We will seek to summarize the most common mistakes we come across and what some of the mitigation strategies are.

Continuous Integration and Deployment

Landing Zones are often introduced with the notion of doing ‘everything as code,’ which usually goes wrong when people forget that the integrity of your code becomes vital for your infrastructure. The source code repository administrator can now compromise the entire platform and the landing zones, or a malicious actor compromising a developer account can gain control of your infrastructure through the source code. While this is trivial to mitigate, I rarely see organizations understand the importance of this risk.

For Continuous Deployment, we frequently encounter workloads where the source code used to be the truth, but where it’s no longer the case. In many environments, the secure configuration has drifted, and there’s a day of work before the code becomes idempotent again.

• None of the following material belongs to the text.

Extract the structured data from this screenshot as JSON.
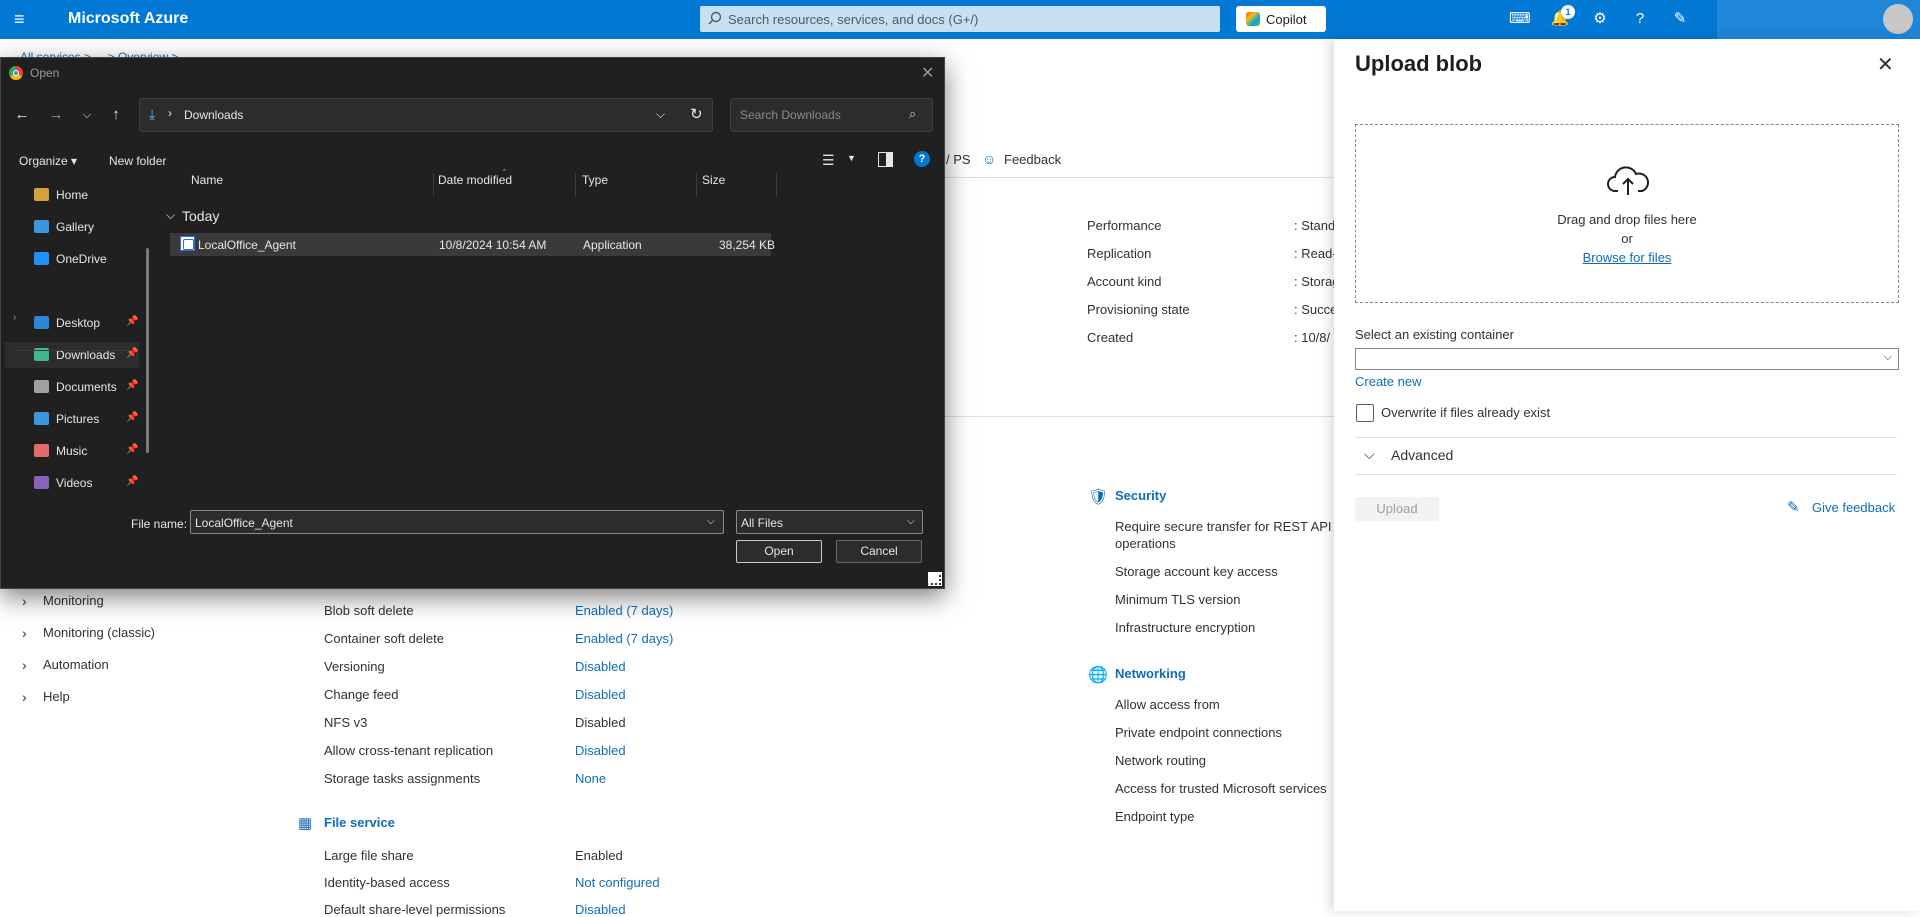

A selection of essential questions you should ask yourself for Continuous Integration and Deployment:

  1. Keep in mind the four-eyes principle.
    1. What are the ways around it?
    2. Are there system admins that can bypass controls?
    3. Are all repositories used for CI protected?
    4. Do you have protection on the branch and is the service account accessible from a branch without protection?
  2. Are you regularly deploying to make sure your code is idempotent?
  3. Does the code reflect the truth in the environment?`

Cloud Identity hygiene

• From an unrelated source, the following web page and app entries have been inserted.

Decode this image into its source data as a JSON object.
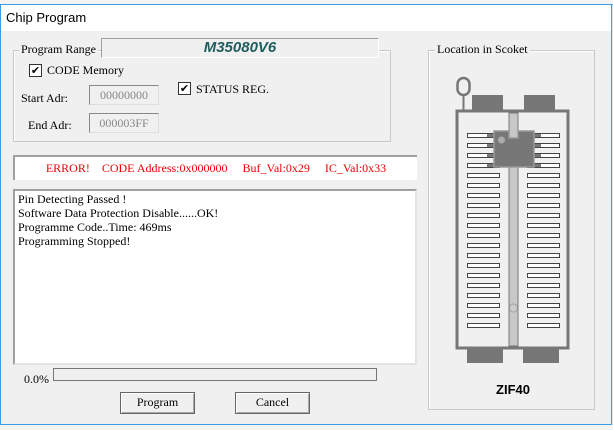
{
  "window": {
    "title": "Chip Program"
  },
  "program_range": {
    "label": "Program Range",
    "chip_name": "M35080V6",
    "code_memory": {
      "label": "CODE Memory",
      "checked": true
    },
    "status_reg": {
      "label": "STATUS REG.",
      "checked": true
    },
    "start_adr": {
      "label": "Start Adr:",
      "value": "00000000"
    },
    "end_adr": {
      "label": "End Adr:",
      "value": "000003FF"
    }
  },
  "error_line": "ERROR!    CODE Address:0x000000     Buf_Val:0x29     IC_Val:0x33",
  "log": [
    "Pin Detecting Passed !",
    "Software Data Protection Disable......OK!",
    "Programme Code..Time: 469ms",
    "Programming Stopped!"
  ],
  "progress": {
    "label": "0.0%",
    "percent": 0
  },
  "buttons": {
    "program": "Program",
    "cancel": "Cancel"
  },
  "socket": {
    "label": "Location in Scoket",
    "type": "ZIF40",
    "pins_per_side": 20,
    "chip_pins_per_side": 4
  },
  "colors": {
    "error": "#ee0000",
    "chip_name": "#1e5e5e",
    "socket": "#777777"
  }
}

You might be used to guarding your traditional identities or ensuring strong authentication, but have you looked at the possible attack paths in your cloud identity system? Now that you rely on it for the most critical information, you should know which identities can modify what groups or update the credentials for what applications. We commonly encounter users with low privileges who can gain administrative access to the entire platform and landing zones.

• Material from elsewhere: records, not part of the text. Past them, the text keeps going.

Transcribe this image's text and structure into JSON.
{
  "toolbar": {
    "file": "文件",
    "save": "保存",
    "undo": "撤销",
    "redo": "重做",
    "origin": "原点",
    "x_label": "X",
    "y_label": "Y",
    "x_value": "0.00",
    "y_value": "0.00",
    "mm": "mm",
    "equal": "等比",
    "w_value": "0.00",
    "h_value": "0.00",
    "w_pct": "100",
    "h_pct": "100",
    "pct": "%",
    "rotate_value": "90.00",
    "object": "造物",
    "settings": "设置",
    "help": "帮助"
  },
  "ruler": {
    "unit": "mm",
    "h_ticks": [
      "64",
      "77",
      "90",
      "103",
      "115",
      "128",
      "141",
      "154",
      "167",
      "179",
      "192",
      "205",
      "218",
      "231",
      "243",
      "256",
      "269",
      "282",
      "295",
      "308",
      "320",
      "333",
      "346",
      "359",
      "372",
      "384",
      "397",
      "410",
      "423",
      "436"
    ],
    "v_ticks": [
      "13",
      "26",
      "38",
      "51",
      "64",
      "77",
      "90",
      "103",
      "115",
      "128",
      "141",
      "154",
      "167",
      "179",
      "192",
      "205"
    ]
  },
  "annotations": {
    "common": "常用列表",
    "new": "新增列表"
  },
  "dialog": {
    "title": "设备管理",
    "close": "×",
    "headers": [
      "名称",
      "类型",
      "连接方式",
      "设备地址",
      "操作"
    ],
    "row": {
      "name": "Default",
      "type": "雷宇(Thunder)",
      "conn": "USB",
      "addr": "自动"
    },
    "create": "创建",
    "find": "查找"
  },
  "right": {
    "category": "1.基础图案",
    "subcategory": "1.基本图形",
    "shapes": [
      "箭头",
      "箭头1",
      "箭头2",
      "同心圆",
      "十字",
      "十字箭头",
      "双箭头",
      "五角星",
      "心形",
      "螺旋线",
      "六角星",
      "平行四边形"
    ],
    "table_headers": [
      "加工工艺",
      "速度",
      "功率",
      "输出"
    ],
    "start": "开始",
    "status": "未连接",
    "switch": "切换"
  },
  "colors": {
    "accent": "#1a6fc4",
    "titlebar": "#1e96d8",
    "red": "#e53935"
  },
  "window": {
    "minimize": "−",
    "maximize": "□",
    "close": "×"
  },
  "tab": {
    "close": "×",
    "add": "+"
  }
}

A selection of essential questions you should ask yourself on your Cloud Identity hygiene are:

  1. How many administrators do you have?
    1. Direct administrators
    2. Indirect administrators, such as Group Owners, Service Principal Owners/App Owners
  2. Are you actively keeping up to date with attack paths?
  3. Are you using a secure device for administrative access?
  4. Are your user accounts for admin tasks separate from your email account?
  5. Are you using FIDO2?

Using Cloud Services safely

A lot of cloud platform consumers view themselves simply as consumers of a service. When setting up a Landing Zone, it is important that the services provided are limited to what the organization is comfortable with providing securely. If a Container solution seems appealing, it is important to consider whether it is something that should be supported as a platform capability. If not, we recommend restricting any usage of it to a sandbox to experiment, but avoid having it in production environment.

Once you have determined which services you want to use, you should establish a process for adding support for those services within your organization. This will help ensure that the services can be used securely and in accordance with the organization's policies and procedures.

A selection of essential questions you should ask yourself for making sure you are using cloud services safely are:

  1. Do you have a list of the supported resources?
  2. Do you have a process for onboarding new services to assess the security risks?
  3. Do all the supported resources have logging and monitoring enabled?
  4. Do you have guardrails to prevent insecure configuration?
  5. Do you allow developers to consciously override the guardrail while documenting their exemption?
  6. Are you aware of the risks associated with using the service?


To conclude, Landing Zones are a crucial concept to build secure cloud environments. It provides an environment, a segment, and a trust boundary supported by a centralized platform that hosts central capabilities to reduce time to market. However, flawed implementations can compromise security and isolation, which is why there are things you must get right. Simply relying on a framework won’t get you there. If security is a priority, organizations will effectively build and maintain secure cloud environments through Landing Zones.